One of the most common mammals in Grenada are the mongoose. So far I have seen a large, ginger version with a bushy tail that ran across the road near the beach and a slimmer, brown version that looked more like an otter, which was in our front garden. They are Small Indian mongoose that were introduced to the Caribbean islands to kill rats and other pests in the sugar cane fields in the late 19th century. Although they are fun to watch running around, they are considered a pest themselves now because they eat bird and turtle eggs and will also get into gardens to attack chickens and eat fruit. This variety of mongoose can grow up to about 65cms with an additional 65cms for its tail. They like to stretch out and sunbathe in the morning and when they sleep they curl themselves into a tight circle. They are not in the same family as rodents such as rats and squirrels but instead are related to meerkats.
Grenadians Gifts- Bathway Beach
This is our local beach and is only about a 5 minutes walk from the house. The sea is quite rough but there is a natural coral reef creating a calmer pool to swim in and this is why it is called ‘Bathway.’ Midweek there may be just a few swimmers there but at weekends and public holidays, it gets busier with families bringing picnics or using the cooking area to BBQ. Security officers and lifeguards keep an eye on the beach and they are there from 6am to 6pm so this makes it safe to leave your belongings on the beach while you swim. There are public toilets and showers as well as a free information centre with displays about the history and geography of the local area. On the beach there is the ‘Blue bar’ which has seating on the beach as well as in the bar. When I passed by last Saturday they had the English Premiership football on the screen which made me feel at home! The photo below shows the row of shops, opposite the beach. They sell drinks, snacks, ice-cream and meals such as freshly cooked fish and chips, burgers and chicken. Meals cost about $15 which is about £5 and the ice-cream is definitely worth trying. Although Bathway beach can sometimes be more choppy than some of the other beaches on this island, it still has the distinctive Caribbean white sand and of course the sunshine that brightens the turquoise and blue waters.

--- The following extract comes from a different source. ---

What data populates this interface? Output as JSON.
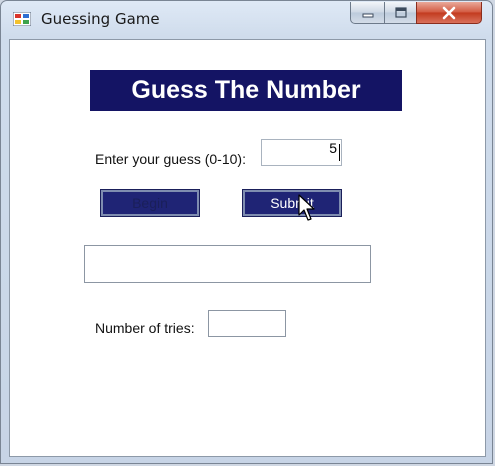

Reflections from the Retreat
In preparation for setting up Hummingbird Retreat, we visited various retreat houses and talked to staff to gain advice and learn from their experiences. One wise suggestion from a retreat house manager was to ‘let the house speak to you.’ As I’ve walked around this house, I’ve sought to listen to what this house is saying. I sense that the house feels weary and neglected with even a sense of abandonment at times. Yet she holds amazing potential and a sense of openness, spaciousness, lightness and life. The expansive views of the sea and surrounding greenery as well as the openness of the courtyard gives a sense of expansiveness within those that sit within her walls and she holds a sense of inner peace and quiet dignity.

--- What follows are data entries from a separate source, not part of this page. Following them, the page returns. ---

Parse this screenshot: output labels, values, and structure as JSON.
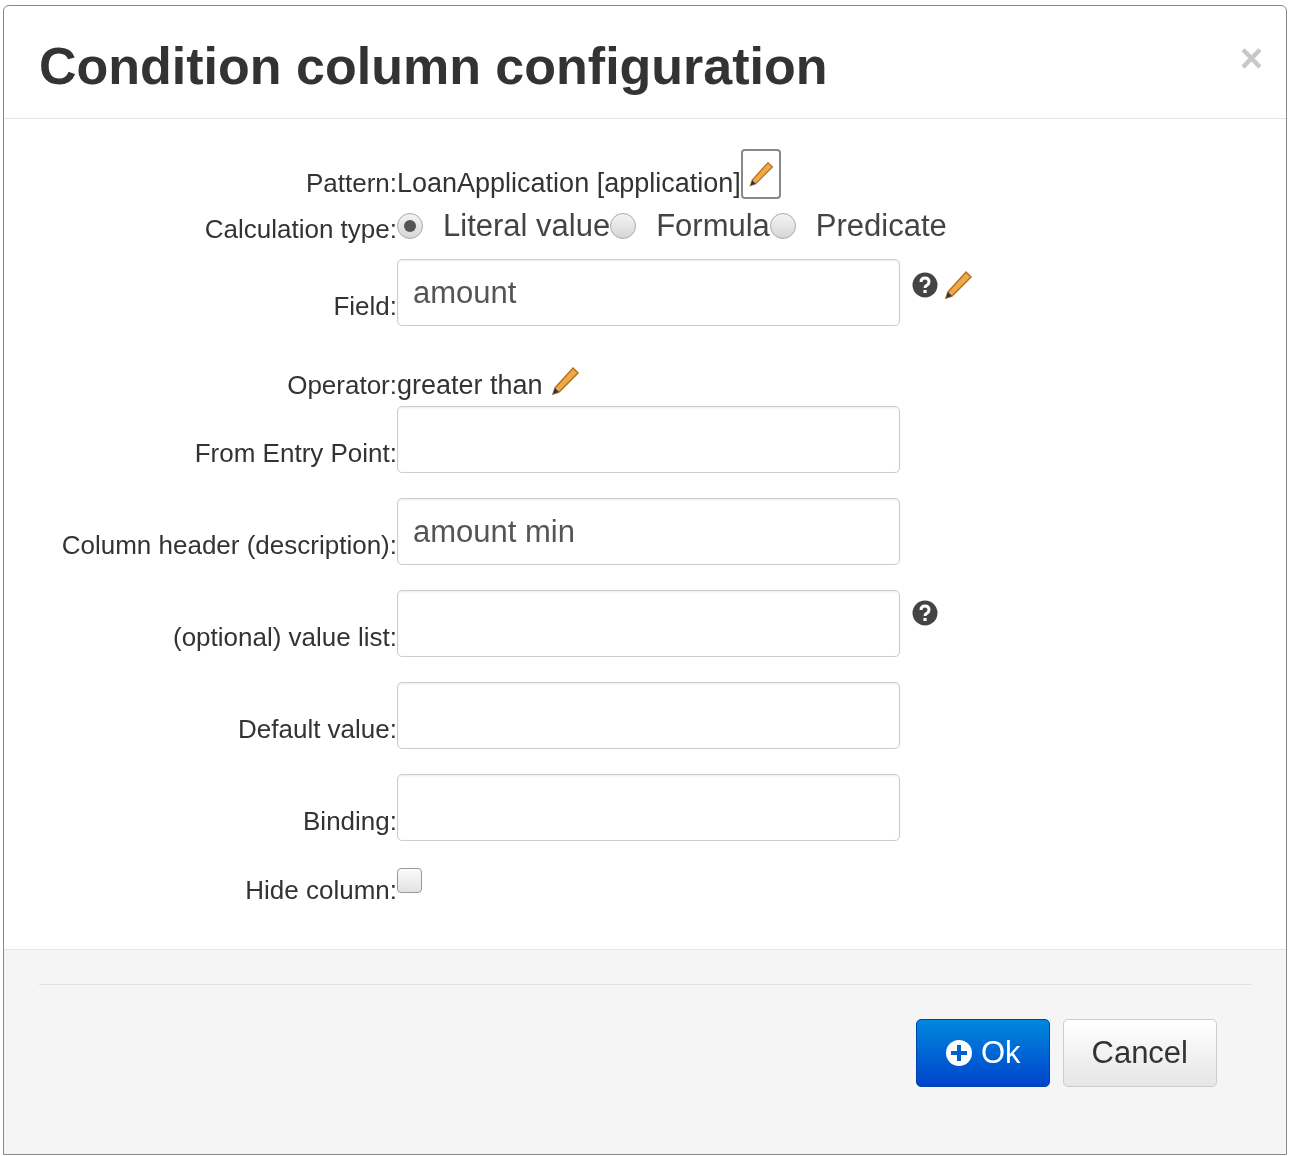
{
  "dialog": {
    "title": "Condition column configuration",
    "close": "×"
  },
  "rows": [
    {
      "kind": "text",
      "label": "Pattern:",
      "value": "LoanApplication [application]",
      "edit": {
        "kind": "button"
      }
    },
    {
      "kind": "radio",
      "label": "Calculation type:",
      "options": [
        {
          "label": "Literal value",
          "selected": true
        },
        {
          "label": "Formula",
          "selected": false
        },
        {
          "label": "Predicate",
          "selected": false
        }
      ]
    },
    {
      "kind": "input",
      "label": "Field:",
      "value": "amount",
      "help": true,
      "edit": {
        "kind": "icon"
      }
    },
    {
      "kind": "text",
      "label": "Operator:",
      "value": "greater than",
      "edit": {
        "kind": "icon"
      }
    },
    {
      "kind": "input",
      "label": "From Entry Point:"
    },
    {
      "kind": "input",
      "label": "Column header (description):",
      "value": "amount min"
    },
    {
      "kind": "input",
      "label": "(optional) value list:",
      "help": true
    },
    {
      "kind": "input",
      "label": "Default value:"
    },
    {
      "kind": "input",
      "label": "Binding:"
    },
    {
      "kind": "checkbox",
      "label": "Hide column:",
      "checked": false
    }
  ],
  "buttons": [
    {
      "label": "Ok",
      "kind": "primary"
    },
    {
      "label": "Cancel",
      "kind": "default"
    }
  ]
}
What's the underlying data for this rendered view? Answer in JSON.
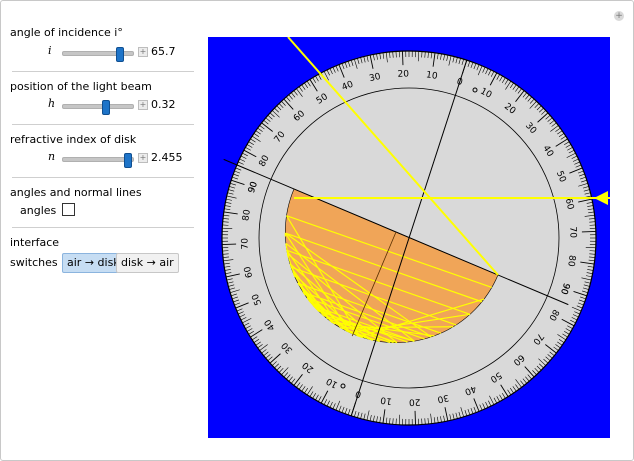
{
  "controls": {
    "angle": {
      "title": "angle of incidence i°",
      "var": "i",
      "value": "65.7",
      "fraction": 0.82
    },
    "position": {
      "title": "position of the light beam",
      "var": "h",
      "value": "0.32",
      "fraction": 0.62
    },
    "index": {
      "title": "refractive index of disk",
      "var": "n",
      "value": "2.455",
      "fraction": 0.93
    },
    "angles": {
      "title": "angles and normal lines",
      "checkbox_label": "angles",
      "checked": false
    },
    "interface": {
      "title": "interface",
      "switch_label": "switches",
      "options": [
        "air → disk",
        "disk → air"
      ],
      "selected": "air → disk"
    }
  },
  "plus_icon": "+",
  "add_control_icon": "+",
  "scene": {
    "background": "#0000ff",
    "protractor_color": "#d9d9d9",
    "disk_color": "#f0a558",
    "ray_color": "#ffff00",
    "dial_numbers": [
      "90",
      "80",
      "70",
      "60",
      "50",
      "40",
      "30",
      "20",
      "10",
      "0",
      "10",
      "20",
      "30",
      "40",
      "50",
      "60",
      "70",
      "80",
      "90"
    ]
  }
}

As I reflect on this house, she reminds me of so many clients that I have worked with in therapy over the years. Those that come feeling broken and neglected, focusing on their failures and having lost sight of their strengths, their huge potential and disconnected from the purpose that is unique to them. I sometimes get the sense that this house feels like that. That she has lost that purpose of being a place of hospitality, of welcome and of peace. So as I look at the house with compassion, I can see what an amazing place she will be, with a little help and a bit of work. The love and life she has known before are still within her walls and in the fruit trees lovingly planted in the garden, in her strong foundations and beautiful design. This house needs reenergizing with fresh vision and hopes, to enliven her again. As a therapist, I’ve learnt to see potential and to be a carrier of vision when the situation holds little hope and this house needs that way of seeing now. If I was offering her therapy, I would listen to what she wants and to hear her dreams of a different life and together we would create ways to bring positive change. So for now, this house is my client and we will work together. I’ve been aware of this as I’ve spent time cleaning and fixing a few things this week. I will try not to dominate her with my predetermined plans but instead to see how she wants to evolve in this fluid partnership, responsive to her needs, her history and her context and together we will release her full potential and bring her back to life.